It's all enough to make Richard Nixon's pique in 1960, and his smoldering resentment of the Kennedys ever afterward, seem open and honest.

Talk about a sea change: Those are pearls (of rhetoric) that once were our intellectuals' principles about The Rule of Law.

Instead, we heard a lot about The Will of the People, which in a different decade and under a different Supreme Court was called Massive Resistance.

Some of us still remember the overwhelming vote by which all those damfool interposition amendments were passed all across the old Confederacy.

Who would have thought that such a Lost Cause would make so dramatic a comeback? And in the most unlikely political quarters.

Despite the accent, Ruth Bader Ginsburg could have won anybody's Jefferson Davis Oratory Award for her arguments in favor of the supremacy of state courts. During the Supreme Court's oral arguments, she wore a black robe; I only imagined it was Confederate gray.

What we're seeing, and hearing, and certainly smelling is the liberal rhetorician's high-tone equivalent of those old Impeach Earl Warren signs. And this, too, will rust away.

These slogans are being mouthed not by kluxers at angry rallies but professors on prestigious campuses. But listen closely and you can hear the echoes of an all-too-familiar political style whose time had come, and happily gone, by the Eisenhower administration -- specifically, 1957. The essence of all that old court-baiting rhetoric has not faded, but only undergone "a sea-change/ Into something rich and strange.'' Full fathom five all that bitterness lies, waiting to be dredged up from the bottom at every constitutional crisis, or even hope of one.

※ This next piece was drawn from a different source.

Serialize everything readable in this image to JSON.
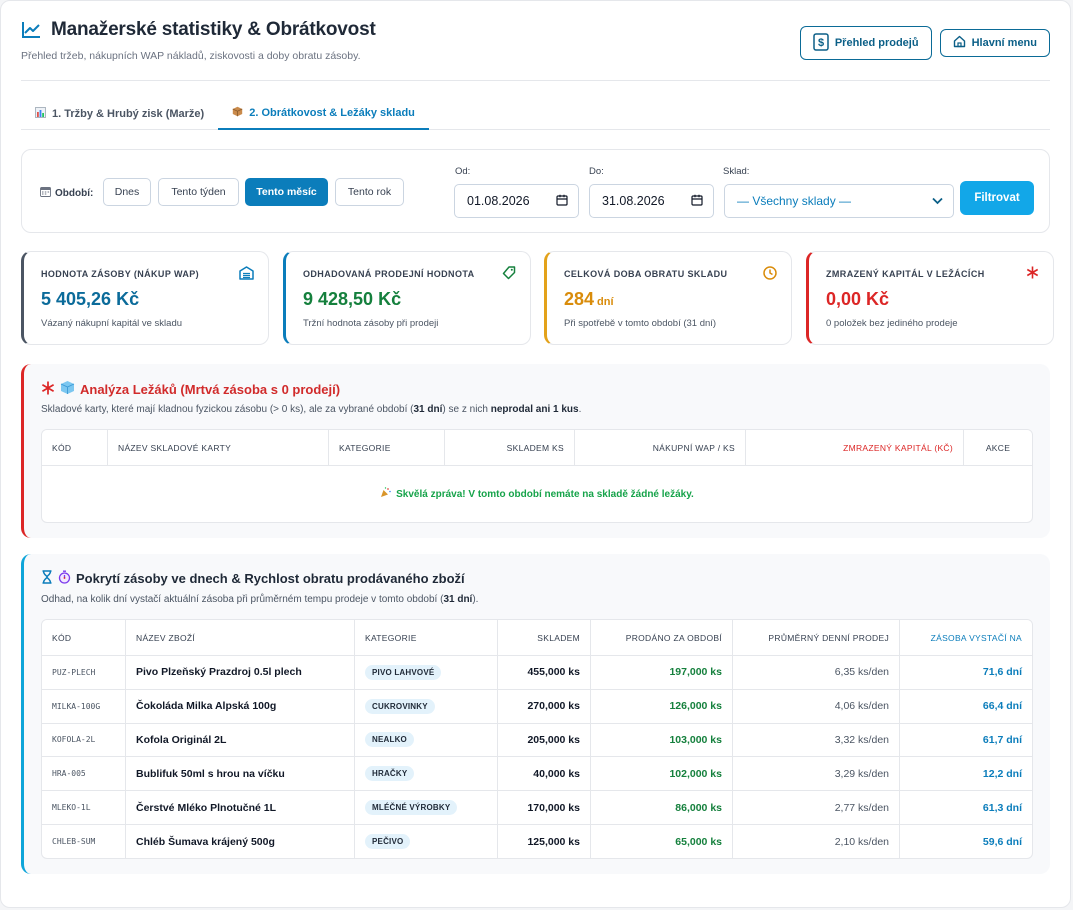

There's nothing like a new Tempest to stir old themes to sluggish life. Bitterness calls to bitterness across the eras. Ours is so remarkably continuous a national history, even our lost causes have a continuity to them. They use the same battle cries.

Anticipating Bush vs. Gore, Professor Larry Kramer of New York University's law school warned, in the New York Times of course, that "the court's credibility will surely suffer. And if that diminishes a confidence that has begun to veer toward arrogance, this may not be such a bad thing.''

Harvard Law School's (of course) Alan Dershowitz was full of impotent fury even for a cast member of the Geraldo show, vowing he would never cease denouncing this Supreme Court, or at least five to seven members of it. Somehow the court and country will survive.

It would be unfair to compare Alan Dershowitz's style to Orval Faubus'. For there is nothing subtle about the professor's rage. His approach is closer to Lester Maddox's. All the professor needed to complete his ensemble the other evening was an ax handle.

The ideological lineage of the great American tradition of court-bashing can be embarrassing. The same phrases keep popping up among the most disparate types. Same strokes for different folks.

But there's one phrase in particular we didn't hear much in all the bien-pensant commentary on the court's wayward ways.

And I was always rather fond of it, too:

The law of the land.

Paul Greenberg Archives


©2000, Los Angeles Times Syndicate